• [What you should do]
Each record listed below is to be output exactly as written.

• [Listed records]

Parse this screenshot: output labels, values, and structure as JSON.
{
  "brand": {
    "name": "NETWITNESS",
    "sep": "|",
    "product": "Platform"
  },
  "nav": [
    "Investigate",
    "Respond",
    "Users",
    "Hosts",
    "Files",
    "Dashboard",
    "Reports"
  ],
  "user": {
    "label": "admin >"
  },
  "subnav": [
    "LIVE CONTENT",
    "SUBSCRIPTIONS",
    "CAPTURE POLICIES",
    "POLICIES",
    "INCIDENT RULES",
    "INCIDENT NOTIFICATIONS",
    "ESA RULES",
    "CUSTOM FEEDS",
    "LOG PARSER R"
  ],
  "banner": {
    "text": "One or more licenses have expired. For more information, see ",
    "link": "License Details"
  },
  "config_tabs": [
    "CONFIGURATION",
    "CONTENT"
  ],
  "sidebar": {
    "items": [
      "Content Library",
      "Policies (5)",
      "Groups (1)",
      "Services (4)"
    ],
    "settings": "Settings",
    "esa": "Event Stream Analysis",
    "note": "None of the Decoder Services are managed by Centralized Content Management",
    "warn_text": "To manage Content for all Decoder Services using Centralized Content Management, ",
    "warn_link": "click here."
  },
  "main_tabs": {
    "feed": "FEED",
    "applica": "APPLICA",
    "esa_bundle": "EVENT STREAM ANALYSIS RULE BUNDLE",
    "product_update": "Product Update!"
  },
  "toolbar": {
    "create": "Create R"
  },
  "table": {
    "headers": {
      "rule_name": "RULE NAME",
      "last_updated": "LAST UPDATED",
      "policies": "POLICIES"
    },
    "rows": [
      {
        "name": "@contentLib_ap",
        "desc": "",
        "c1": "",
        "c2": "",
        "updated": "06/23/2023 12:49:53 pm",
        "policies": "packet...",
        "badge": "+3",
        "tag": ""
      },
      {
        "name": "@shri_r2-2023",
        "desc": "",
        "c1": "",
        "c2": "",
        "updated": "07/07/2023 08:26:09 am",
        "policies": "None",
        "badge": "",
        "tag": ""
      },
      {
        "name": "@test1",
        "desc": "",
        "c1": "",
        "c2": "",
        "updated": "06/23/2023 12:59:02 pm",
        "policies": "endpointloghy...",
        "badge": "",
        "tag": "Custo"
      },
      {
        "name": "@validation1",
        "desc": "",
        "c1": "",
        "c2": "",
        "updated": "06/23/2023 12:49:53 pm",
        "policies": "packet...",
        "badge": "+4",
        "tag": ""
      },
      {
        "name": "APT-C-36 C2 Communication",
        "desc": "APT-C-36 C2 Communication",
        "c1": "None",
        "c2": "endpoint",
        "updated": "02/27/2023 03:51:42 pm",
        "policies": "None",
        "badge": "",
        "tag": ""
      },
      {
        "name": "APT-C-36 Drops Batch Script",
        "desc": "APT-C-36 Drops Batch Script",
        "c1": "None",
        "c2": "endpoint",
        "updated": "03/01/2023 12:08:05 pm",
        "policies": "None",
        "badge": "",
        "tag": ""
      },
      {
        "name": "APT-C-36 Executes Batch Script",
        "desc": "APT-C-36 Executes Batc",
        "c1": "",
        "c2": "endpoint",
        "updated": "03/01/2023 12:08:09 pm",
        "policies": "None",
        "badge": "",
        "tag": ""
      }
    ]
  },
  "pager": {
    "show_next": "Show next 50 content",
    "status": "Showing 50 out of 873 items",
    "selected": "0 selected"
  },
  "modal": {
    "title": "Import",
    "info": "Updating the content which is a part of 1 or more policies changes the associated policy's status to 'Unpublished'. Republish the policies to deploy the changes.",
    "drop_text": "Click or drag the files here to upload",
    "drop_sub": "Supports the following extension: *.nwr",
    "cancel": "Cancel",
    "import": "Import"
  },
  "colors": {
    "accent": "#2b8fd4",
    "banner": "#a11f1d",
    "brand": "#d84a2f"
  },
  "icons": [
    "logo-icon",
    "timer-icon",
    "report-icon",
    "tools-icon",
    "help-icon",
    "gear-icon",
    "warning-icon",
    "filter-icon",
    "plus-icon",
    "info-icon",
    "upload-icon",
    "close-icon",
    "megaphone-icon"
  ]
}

• [Answer for this exercise]
Parse this screenshot: output labels, values, and structure as JSON.
{
  "brand": {
    "name": "NETWITNESS",
    "sep": "|",
    "product": "Platform"
  },
  "nav": [
    "Investigate",
    "Respond",
    "Users",
    "Hosts",
    "Files",
    "Dashboard",
    "Reports"
  ],
  "user": {
    "label": "admin >"
  },
  "subnav": [
    "LIVE CONTENT",
    "SUBSCRIPTIONS",
    "CAPTURE POLICIES",
    "POLICIES",
    "INCIDENT RULES",
    "INCIDENT NOTIFICATIONS",
    "ESA RULES",
    "CUSTOM FEEDS",
    "LOG PARSER R"
  ],
  "banner": {
    "text": "One or more licenses have expired. For more information, see ",
    "link": "License Details"
  },
  "config_tabs": [
    "CONFIGURATION",
    "CONTENT"
  ],
  "sidebar": {
    "items": [
      "Content Library",
      "Policies (5)",
      "Groups (1)",
      "Services (4)"
    ],
    "settings": "Settings",
    "esa": "Event Stream Analysis",
    "note": "None of the Decoder Services are managed by Centralized Content Management",
    "warn_text": "To manage Content for all Decoder Services using Centralized Content Management, ",
    "warn_link": "click here."
  },
  "main_tabs": {
    "feed": "FEED",
    "applica": "APPLICA",
    "esa_bundle": "EVENT STREAM ANALYSIS RULE BUNDLE",
    "product_update": "Product Update!"
  },
  "toolbar": {
    "create": "Create R"
  },
  "table": {
    "headers": {
      "rule_name": "RULE NAME",
      "last_updated": "LAST UPDATED",
      "policies": "POLICIES"
    },
    "rows": [
      {
        "name": "@contentLib_ap",
        "desc": "",
        "c1": "",
        "c2": "",
        "updated": "06/23/2023 12:49:53 pm",
        "policies": "packet...",
        "badge": "+3",
        "tag": ""
      },
      {
        "name": "@shri_r2-2023",
        "desc": "",
        "c1": "",
        "c2": "",
        "updated": "07/07/2023 08:26:09 am",
        "policies": "None",
        "badge": "",
        "tag": ""
      },
      {
        "name": "@test1",
        "desc": "",
        "c1": "",
        "c2": "",
        "updated": "06/23/2023 12:59:02 pm",
        "policies": "endpointloghy...",
        "badge": "",
        "tag": "Custo"
      },
      {
        "name": "@validation1",
        "desc": "",
        "c1": "",
        "c2": "",
        "updated": "06/23/2023 12:49:53 pm",
        "policies": "packet...",
        "badge": "+4",
        "tag": ""
      },
      {
        "name": "APT-C-36 C2 Communication",
        "desc": "APT-C-36 C2 Communication",
        "c1": "None",
        "c2": "endpoint",
        "updated": "02/27/2023 03:51:42 pm",
        "policies": "None",
        "badge": "",
        "tag": ""
      },
      {
        "name": "APT-C-36 Drops Batch Script",
        "desc": "APT-C-36 Drops Batch Script",
        "c1": "None",
        "c2": "endpoint",
        "updated": "03/01/2023 12:08:05 pm",
        "policies": "None",
        "badge": "",
        "tag": ""
      },
      {
        "name": "APT-C-36 Executes Batch Script",
        "desc": "APT-C-36 Executes Batc",
        "c1": "",
        "c2": "endpoint",
        "updated": "03/01/2023 12:08:09 pm",
        "policies": "None",
        "badge": "",
        "tag": ""
      }
    ]
  },
  "pager": {
    "show_next": "Show next 50 content",
    "status": "Showing 50 out of 873 items",
    "selected": "0 selected"
  },
  "modal": {
    "title": "Import",
    "info": "Updating the content which is a part of 1 or more policies changes the associated policy's status to 'Unpublished'. Republish the policies to deploy the changes.",
    "drop_text": "Click or drag the files here to upload",
    "drop_sub": "Supports the following extension: *.nwr",
    "cancel": "Cancel",
    "import": "Import"
  },
  "colors": {
    "accent": "#2b8fd4",
    "banner": "#a11f1d",
    "brand": "#d84a2f"
  },
  "icons": [
    "logo-icon",
    "timer-icon",
    "report-icon",
    "tools-icon",
    "help-icon",
    "gear-icon",
    "warning-icon",
    "filter-icon",
    "plus-icon",
    "info-icon",
    "upload-icon",
    "close-icon",
    "megaphone-icon"
  ]
}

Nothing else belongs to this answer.